== Problem to solve ==
Output every entry exactly as written, skipping any pictures.

* * * * * * *

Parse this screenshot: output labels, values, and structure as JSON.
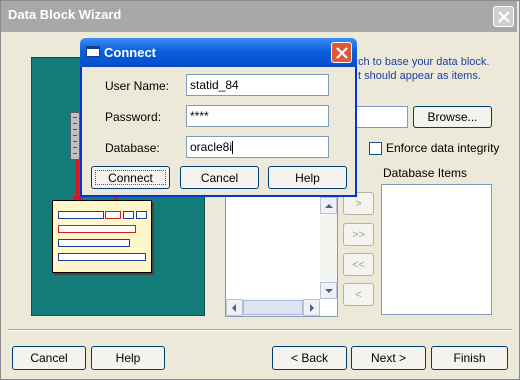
{
  "wizard": {
    "title": "Data Block Wizard",
    "hint_line1": "ch to base your data block.",
    "hint_line2": "t should appear as items.",
    "browse_label": "Browse...",
    "enforce_label": "Enforce data integrity",
    "enforce_checked": false,
    "database_items_label": "Database Items",
    "move_buttons": [
      ">",
      ">>",
      "<<",
      "<"
    ],
    "cancel_label": "Cancel",
    "help_label": "Help",
    "back_label": "< Back",
    "next_label": "Next >",
    "finish_label": "Finish"
  },
  "connect_dialog": {
    "title": "Connect",
    "user_name_label": "User Name:",
    "user_name_value": "statid_84",
    "password_label": "Password:",
    "password_value": "****",
    "database_label": "Database:",
    "database_value": "oracle8i",
    "connect_label": "Connect",
    "cancel_label": "Cancel",
    "help_label": "Help"
  },
  "colors": {
    "dialog_title_blue": "#0554d4",
    "close_red": "#e0583a",
    "artwork_teal": "#137b78",
    "window_face": "#ece9d8"
  }
}
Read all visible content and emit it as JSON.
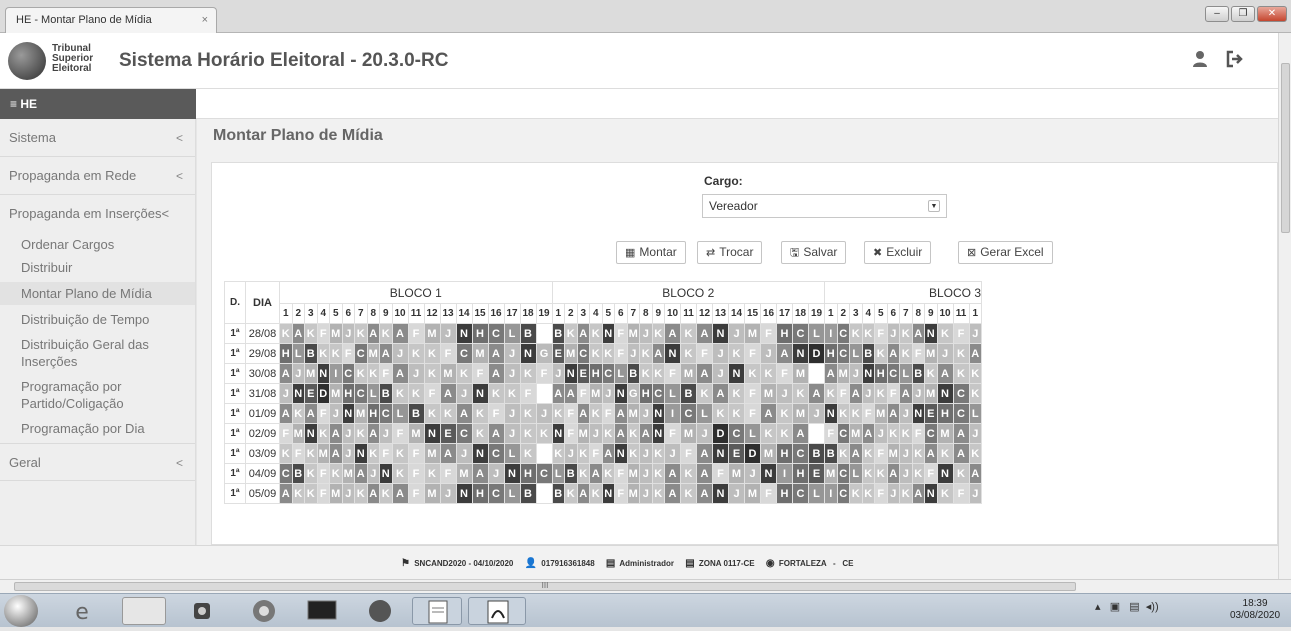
{
  "browser": {
    "tab_title": "HE - Montar Plano de Mídia",
    "tab_close": "×",
    "win_minimize": "–",
    "win_restore": "❐",
    "win_close": "✕"
  },
  "header": {
    "logo_line1": "Tribunal",
    "logo_line2": "Superior",
    "logo_line3": "Eleitoral",
    "app_title": "Sistema Horário Eleitoral - 20.3.0-RC",
    "user_icon": "user-icon",
    "logout_icon": "logout-icon"
  },
  "navbar": {
    "brand": "≡ HE"
  },
  "sidebar": {
    "chevron": "<",
    "items": [
      {
        "label": "Sistema"
      },
      {
        "label": "Propaganda em Rede"
      },
      {
        "label": "Propaganda em Inserções"
      }
    ],
    "subitems": [
      {
        "label": "Ordenar Cargos"
      },
      {
        "label": "Distribuir"
      },
      {
        "label": "Montar Plano de Mídia"
      },
      {
        "label": "Distribuição de Tempo"
      },
      {
        "label": "Distribuição Geral das Inserções"
      },
      {
        "label": "Programação por Partido/Coligação"
      },
      {
        "label": "Programação por Dia"
      }
    ],
    "geral": {
      "label": "Geral"
    }
  },
  "main": {
    "page_title": "Montar Plano de Mídia",
    "cargo_label": "Cargo:",
    "cargo_value": "Vereador",
    "buttons": {
      "montar": "Montar",
      "trocar": "Trocar",
      "salvar": "Salvar",
      "excluir": "Excluir",
      "gerar_excel": "Gerar Excel"
    }
  },
  "grid": {
    "headers": {
      "d": "D.",
      "dia": "DIA"
    },
    "blocos": [
      "BLOCO 1",
      "BLOCO 2",
      "BLOCO 3"
    ],
    "bloco3_numbers": [
      "1",
      "2",
      "3",
      "4",
      "5",
      "6",
      "7",
      "8",
      "9",
      "10",
      "11",
      "1"
    ],
    "colors": {
      "K": "#c6c6c6",
      "F": "#d8d8d8",
      "A": "#8a8a8a",
      "M": "#b2b2b2",
      "J": "#bdbdbd",
      "N": "#3c3c3c",
      "H": "#6e6e6e",
      "C": "#787878",
      "L": "#969696",
      "B": "#4a4a4a",
      "E": "#5a5a5a",
      "D": "#2e2e2e",
      "I": "#9a9a9a",
      "G": "#bababa"
    },
    "rows": [
      {
        "d": "1ª",
        "dia": "28/08",
        "b1": "KAKFMJKAKAFMJNHCLB_",
        "b2": "BKAKNFMJKAKANJMFHCL",
        "b3": "ICKKFJKANKFJ"
      },
      {
        "d": "1ª",
        "dia": "29/08",
        "b1": "HLBKKFCMAJKKFCMAJNG",
        "b2": "EMCKKFJKANKFJKFJAND",
        "b3": "HCLBKAKFMJKA"
      },
      {
        "d": "1ª",
        "dia": "30/08",
        "b1": "AJMNICKKFAJKMKFAJKF",
        "b2": "JNEHCLBKKFMAJNKKFM_",
        "b3": "AMJNHCLBKAKK"
      },
      {
        "d": "1ª",
        "dia": "31/08",
        "b1": "JNEDMHCLBKKFAJNKKF_",
        "b2": "AAFMJNGHCLBKAKFMJKA",
        "b3": "KFAJKFAJMNCK"
      },
      {
        "d": "1ª",
        "dia": "01/09",
        "b1": "AKAFJNMHCLBKKAKFJKJ",
        "b2": "KFAKFAMJNICLKKFAKMJ",
        "b3": "NKKFMAJNEHCL"
      },
      {
        "d": "1ª",
        "dia": "02/09",
        "b1": "FMNKAJKAJFMNECKAJKK",
        "b2": "NFMJKAKANFMJDCLKKA_",
        "b3": "FCMAJKKFCMAJ"
      },
      {
        "d": "1ª",
        "dia": "03/09",
        "b1": "KFKMAJNKFKFMAJNCLK_",
        "b2": "KJKFANKJKJFANEDMHCB",
        "b3": "BKAKFMJKAKAK"
      },
      {
        "d": "1ª",
        "dia": "04/09",
        "b1": "CBKFKMAJNKFKFMAJNHC",
        "b2": "LBKAKFMJKAKAFMJNIHE",
        "b3": "MCLKKAJKFNKA"
      },
      {
        "d": "1ª",
        "dia": "05/09",
        "b1": "AKKFMJKAKAFMJNHCLB_",
        "b2": "BKAKNFMJKAKANJMFHCL",
        "b3": "ICKKFJKANKFJ"
      }
    ]
  },
  "statusbar": {
    "flag_icon": "⚑",
    "session": "SNCAND2020 - 04/10/2020",
    "user_icon": "👤",
    "user": "017916361848",
    "profile_icon": "▤",
    "profile": "Administrador",
    "zone_icon": "▤",
    "zone": "ZONA 0117-CE",
    "globe_icon": "◉",
    "city": "FORTALEZA   -   CE"
  },
  "hscroll_label": "III",
  "taskbar": {
    "time": "18:39",
    "date": "03/08/2020"
  }
}
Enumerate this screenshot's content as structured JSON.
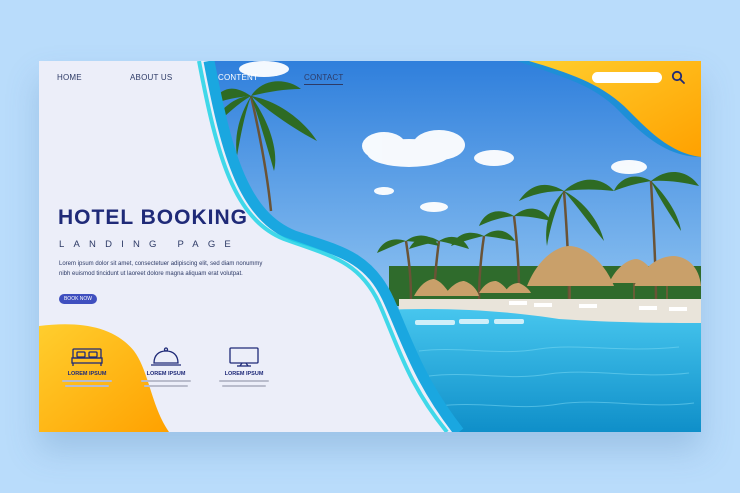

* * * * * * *

== Answer to this exercise ==
Parse this screenshot: output labels, values, and structure as JSON.
{
  "wizard": {
    "title": "Data Block Wizard",
    "hint_line1": "ch to base your data block.",
    "hint_line2": "t should appear as items.",
    "browse_label": "Browse...",
    "enforce_label": "Enforce data integrity",
    "enforce_checked": false,
    "database_items_label": "Database Items",
    "move_buttons": [
      ">",
      ">>",
      "<<",
      "<"
    ],
    "cancel_label": "Cancel",
    "help_label": "Help",
    "back_label": "< Back",
    "next_label": "Next >",
    "finish_label": "Finish"
  },
  "connect_dialog": {
    "title": "Connect",
    "user_name_label": "User Name:",
    "user_name_value": "statid_84",
    "password_label": "Password:",
    "password_value": "****",
    "database_label": "Database:",
    "database_value": "oracle8i",
    "connect_label": "Connect",
    "cancel_label": "Cancel",
    "help_label": "Help"
  },
  "colors": {
    "dialog_title_blue": "#0554d4",
    "close_red": "#e0583a",
    "artwork_teal": "#137b78",
    "window_face": "#ece9d8"
  }
}
Read all visible content and emit it as JSON.
{
  "browser": {
    "tab_title": "HE - Montar Plano de Mídia",
    "tab_close": "×",
    "win_minimize": "–",
    "win_restore": "❐",
    "win_close": "✕"
  },
  "header": {
    "logo_line1": "Tribunal",
    "logo_line2": "Superior",
    "logo_line3": "Eleitoral",
    "app_title": "Sistema Horário Eleitoral - 20.3.0-RC",
    "user_icon": "user-icon",
    "logout_icon": "logout-icon"
  },
  "navbar": {
    "brand": "≡ HE"
  },
  "sidebar": {
    "chevron": "<",
    "items": [
      {
        "label": "Sistema"
      },
      {
        "label": "Propaganda em Rede"
      },
      {
        "label": "Propaganda em Inserções"
      }
    ],
    "subitems": [
      {
        "label": "Ordenar Cargos"
      },
      {
        "label": "Distribuir"
      },
      {
        "label": "Montar Plano de Mídia"
      },
      {
        "label": "Distribuição de Tempo"
      },
      {
        "label": "Distribuição Geral das Inserções"
      },
      {
        "label": "Programação por Partido/Coligação"
      },
      {
        "label": "Programação por Dia"
      }
    ],
    "geral": {
      "label": "Geral"
    }
  },
  "main": {
    "page_title": "Montar Plano de Mídia",
    "cargo_label": "Cargo:",
    "cargo_value": "Vereador",
    "buttons": {
      "montar": "Montar",
      "trocar": "Trocar",
      "salvar": "Salvar",
      "excluir": "Excluir",
      "gerar_excel": "Gerar Excel"
    }
  },
  "grid": {
    "headers": {
      "d": "D.",
      "dia": "DIA"
    },
    "blocos": [
      "BLOCO 1",
      "BLOCO 2",
      "BLOCO 3"
    ],
    "bloco3_numbers": [
      "1",
      "2",
      "3",
      "4",
      "5",
      "6",
      "7",
      "8",
      "9",
      "10",
      "11",
      "1"
    ],
    "colors": {
      "K": "#c6c6c6",
      "F": "#d8d8d8",
      "A": "#8a8a8a",
      "M": "#b2b2b2",
      "J": "#bdbdbd",
      "N": "#3c3c3c",
      "H": "#6e6e6e",
      "C": "#787878",
      "L": "#969696",
      "B": "#4a4a4a",
      "E": "#5a5a5a",
      "D": "#2e2e2e",
      "I": "#9a9a9a",
      "G": "#bababa"
    },
    "rows": [
      {
        "d": "1ª",
        "dia": "28/08",
        "b1": "KAKFMJKAKAFMJNHCLB_",
        "b2": "BKAKNFMJKAKANJMFHCL",
        "b3": "ICKKFJKANKFJ"
      },
      {
        "d": "1ª",
        "dia": "29/08",
        "b1": "HLBKKFCMAJKKFCMAJNG",
        "b2": "EMCKKFJKANKFJKFJAND",
        "b3": "HCLBKAKFMJKA"
      },
      {
        "d": "1ª",
        "dia": "30/08",
        "b1": "AJMNICKKFAJKMKFAJKF",
        "b2": "JNEHCLBKKFMAJNKKFM_",
        "b3": "AMJNHCLBKAKK"
      },
      {
        "d": "1ª",
        "dia": "31/08",
        "b1": "JNEDMHCLBKKFAJNKKF_",
        "b2": "AAFMJNGHCLBKAKFMJKA",
        "b3": "KFAJKFAJMNCK"
      },
      {
        "d": "1ª",
        "dia": "01/09",
        "b1": "AKAFJNMHCLBKKAKFJKJ",
        "b2": "KFAKFAMJNICLKKFAKMJ",
        "b3": "NKKFMAJNEHCL"
      },
      {
        "d": "1ª",
        "dia": "02/09",
        "b1": "FMNKAJKAJFMNECKAJKK",
        "b2": "NFMJKAKANFMJDCLKKA_",
        "b3": "FCMAJKKFCMAJ"
      },
      {
        "d": "1ª",
        "dia": "03/09",
        "b1": "KFKMAJNKFKFMAJNCLK_",
        "b2": "KJKFANKJKJFANEDMHCB",
        "b3": "BKAKFMJKAKAK"
      },
      {
        "d": "1ª",
        "dia": "04/09",
        "b1": "CBKFKMAJNKFKFMAJNHC",
        "b2": "LBKAKFMJKAKAFMJNIHE",
        "b3": "MCLKKAJKFNKA"
      },
      {
        "d": "1ª",
        "dia": "05/09",
        "b1": "AKKFMJKAKAFMJNHCLB_",
        "b2": "BKAKNFMJKAKANJMFHCL",
        "b3": "ICKKFJKANKFJ"
      }
    ]
  },
  "statusbar": {
    "flag_icon": "⚑",
    "session": "SNCAND2020 - 04/10/2020",
    "user_icon": "👤",
    "user": "017916361848",
    "profile_icon": "▤",
    "profile": "Administrador",
    "zone_icon": "▤",
    "zone": "ZONA 0117-CE",
    "globe_icon": "◉",
    "city": "FORTALEZA   -   CE"
  },
  "hscroll_label": "III",
  "taskbar": {
    "time": "18:39",
    "date": "03/08/2020"
  }
}
Enumerate this screenshot's content as structured JSON.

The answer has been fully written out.